In the coming weeks of exams, I will, for the first time in my university career, not have an exam on my birthday. Instead, I have two of my hardest exams the day before … HAPPY BIRTHDAY TO ME.
This December I will officially be out of my teens; I am turning 20. I don’t know how to feel about it. Age really lost its significance to me when I hit 19. I’m sure 19 was the age for everyone since every college student loves to party and get wasted. For me, 19 just meant I could visit casinos — but that’s another story. Nineteen really is the last milestone in Ontario, unless a lot of people are anxious to rent a car.
Nothing special is going to change in me on my birthday. When I wake up, I’ll probably be thinking about how good it feels to be done my exams, or how nice it’ll be to go home. I know there won’t be a sudden switch in my personality. I know, if anything, I’ll be even less mature because I’ll probably be watching anime or playing <em>Smash</em>.
I’ve never been a party person, any of my friends can attest to that. I’d rather stay in than go out, especially with this weather — good gawd, how do the girls in short skirts put up with this damn weather every Friday? To their dedication to the club, I say good-on-ya. Anyway, yeah, not a big drinker. In fact, I like to be in my apartment by nightfall; can’t really explain why, I guess I’m just a homebody (as my mother often states). So my birthday is one of the few times of the year I’ll be going out to drink (where drink is read as “get a little tipsy”).
Frankly, at 19, I already feel like an old lady. My eyesight is going to shit, so I’m wearing my glasses more and more, I’m actively knitting for fun, and I have no idea what the kids are listening to these days because my radio is tuned strictly to CBC Radio 1. Over the summer, I came very close to telling them damn neighbourhood kids to get off my property. My career goals mostly include a government office job with a sweet, sweet pension. Instead of turning 20, I feel like I’m already 60.
I guess I’m not really mature. It was only this year I finally entered the technology age and got online banking. I still haven’t gotten my G license, though I do have an M2, so that sort of makes up for it. I guess I’m just old fashioned. I still live in a world were TV is relevant and people take cars everywhere, not public transportation. A world where winter means wearing ski jackets, hats, gloves, scarfs, and heavy boots to make it through the knee-high snow.
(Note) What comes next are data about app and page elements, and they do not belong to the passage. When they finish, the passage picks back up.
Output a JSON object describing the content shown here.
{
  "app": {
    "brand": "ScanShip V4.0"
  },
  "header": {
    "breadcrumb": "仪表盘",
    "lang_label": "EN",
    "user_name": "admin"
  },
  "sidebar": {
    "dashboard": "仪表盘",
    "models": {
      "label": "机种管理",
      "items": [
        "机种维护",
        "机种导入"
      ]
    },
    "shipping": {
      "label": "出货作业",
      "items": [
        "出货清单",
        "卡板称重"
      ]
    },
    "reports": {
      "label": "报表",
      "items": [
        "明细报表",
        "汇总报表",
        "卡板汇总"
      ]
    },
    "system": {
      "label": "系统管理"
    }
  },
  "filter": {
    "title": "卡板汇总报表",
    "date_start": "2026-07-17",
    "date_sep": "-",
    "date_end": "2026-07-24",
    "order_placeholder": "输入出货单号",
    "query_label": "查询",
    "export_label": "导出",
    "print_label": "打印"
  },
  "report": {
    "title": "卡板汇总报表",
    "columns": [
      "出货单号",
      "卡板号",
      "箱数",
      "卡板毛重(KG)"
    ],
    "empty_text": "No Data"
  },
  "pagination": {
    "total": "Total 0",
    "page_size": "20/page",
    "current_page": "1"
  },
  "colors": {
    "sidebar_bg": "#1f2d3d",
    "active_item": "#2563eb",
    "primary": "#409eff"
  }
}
A world where dinner is chicken with gravy, mashed potatoes, and boiled carrots as a side three nights a week, and the other nights it’s pork tenderloin, plus a wild card night on Friday.
Maybe it’s my small-town mindset. I like the quiet of the countryside, the slow pace of Sundays, and the darkness of a starry night. I’m not a city person, I will openly admit that. Hell, I often tease my friends about their fancy city schools with their fancy IB programs. My school didn’t have that, that’s for sure. My school sure as hell didn’t have them goddamn robotic clubs.
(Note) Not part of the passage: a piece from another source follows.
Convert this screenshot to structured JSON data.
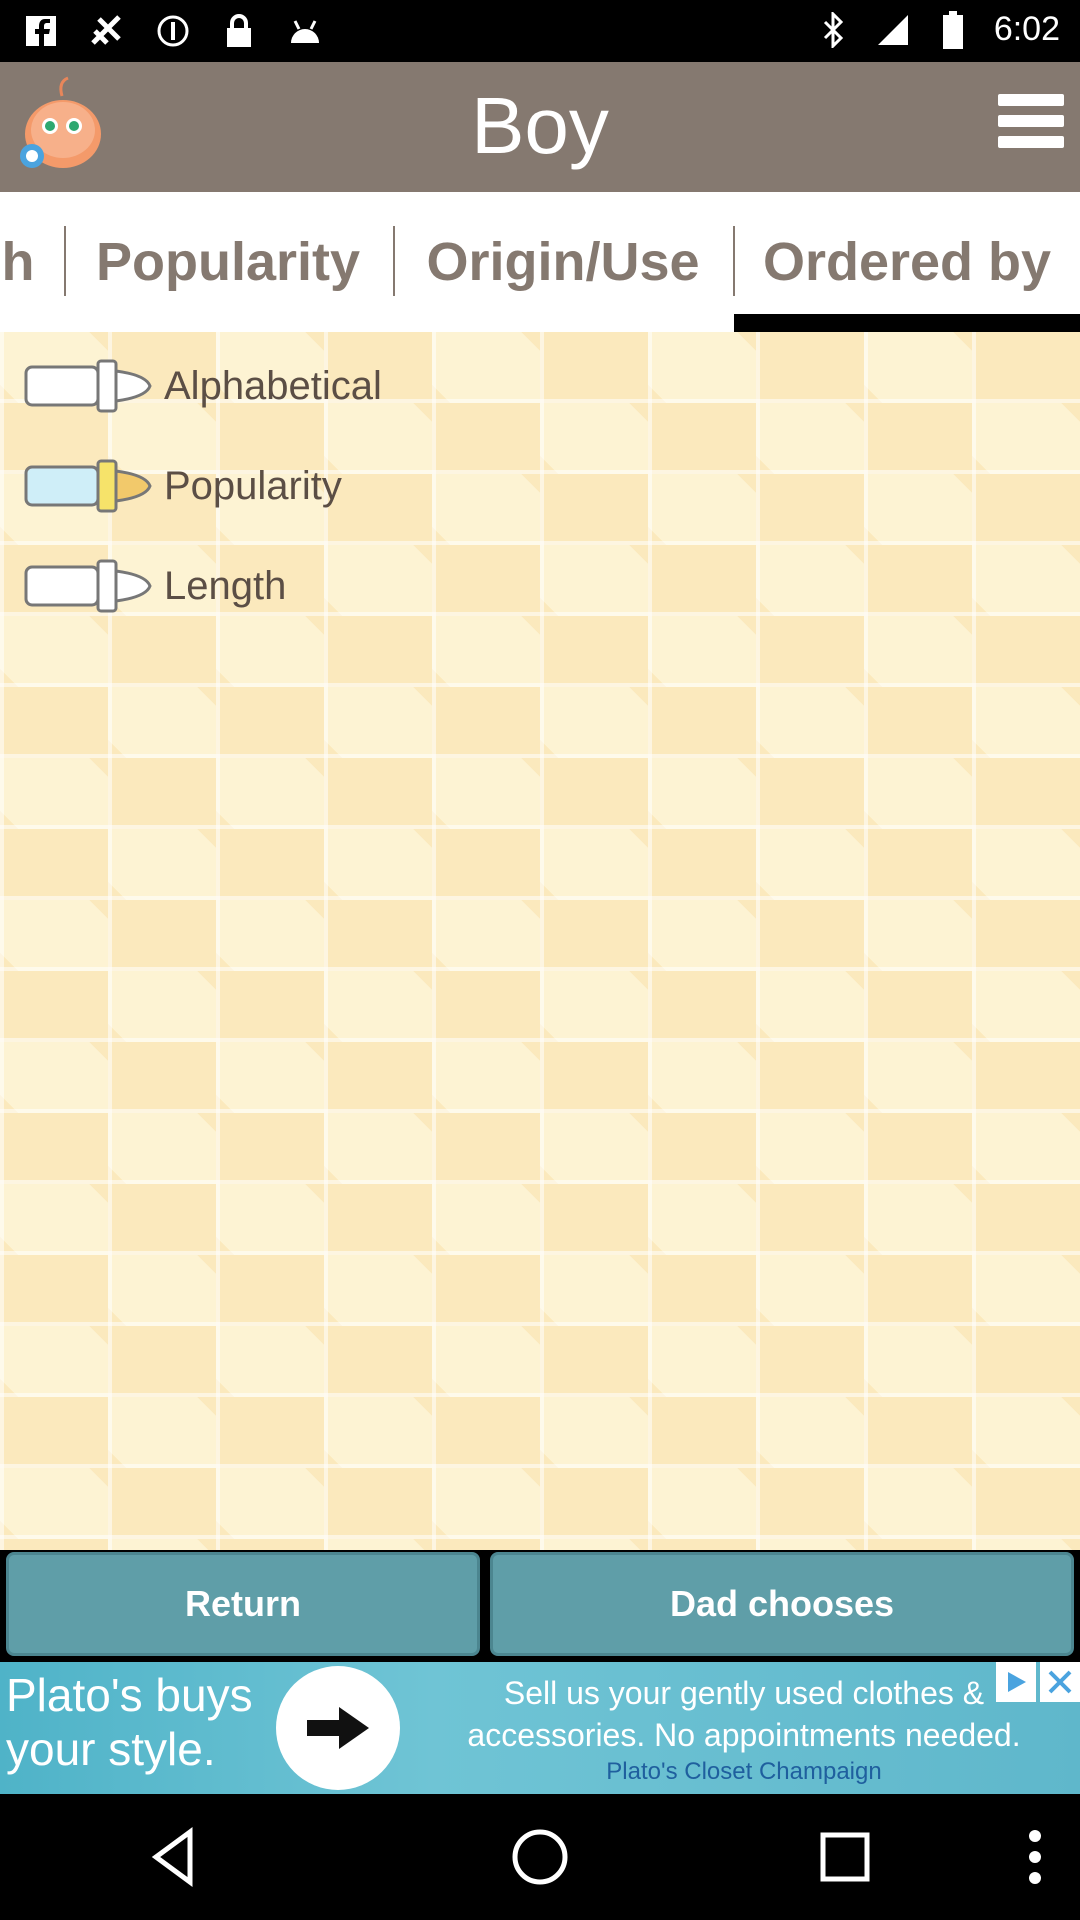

It’s funny, even though I’ll be turning 20, my parents will probably still say I’m 18. My mother often forgets my age (but my mother often calls me by my sister’s name so … my hopes aren’t exactly high). Like I said before, age is really an abstract thing. Outside of the law, what do we use it for? Age doesn’t dictate where we should be in life: look at our university. There are mature students and students who have skipped grades. People who have returned for a second degree after their first, or people who switched programs midway through their degree. Look at me: I thought I was going to be here four years and bang! I’m outtie. But now I plan to take a fifth year to fulfill an (arguably) useful minor.
This birthday, I just want to spend it with my friends and have good, old-fashioned fun. Then I want to go home and celebrate with my family. Simple things. Let’s all appreciate the simple things.
But before that let’s freak out about exams. KK? Cool.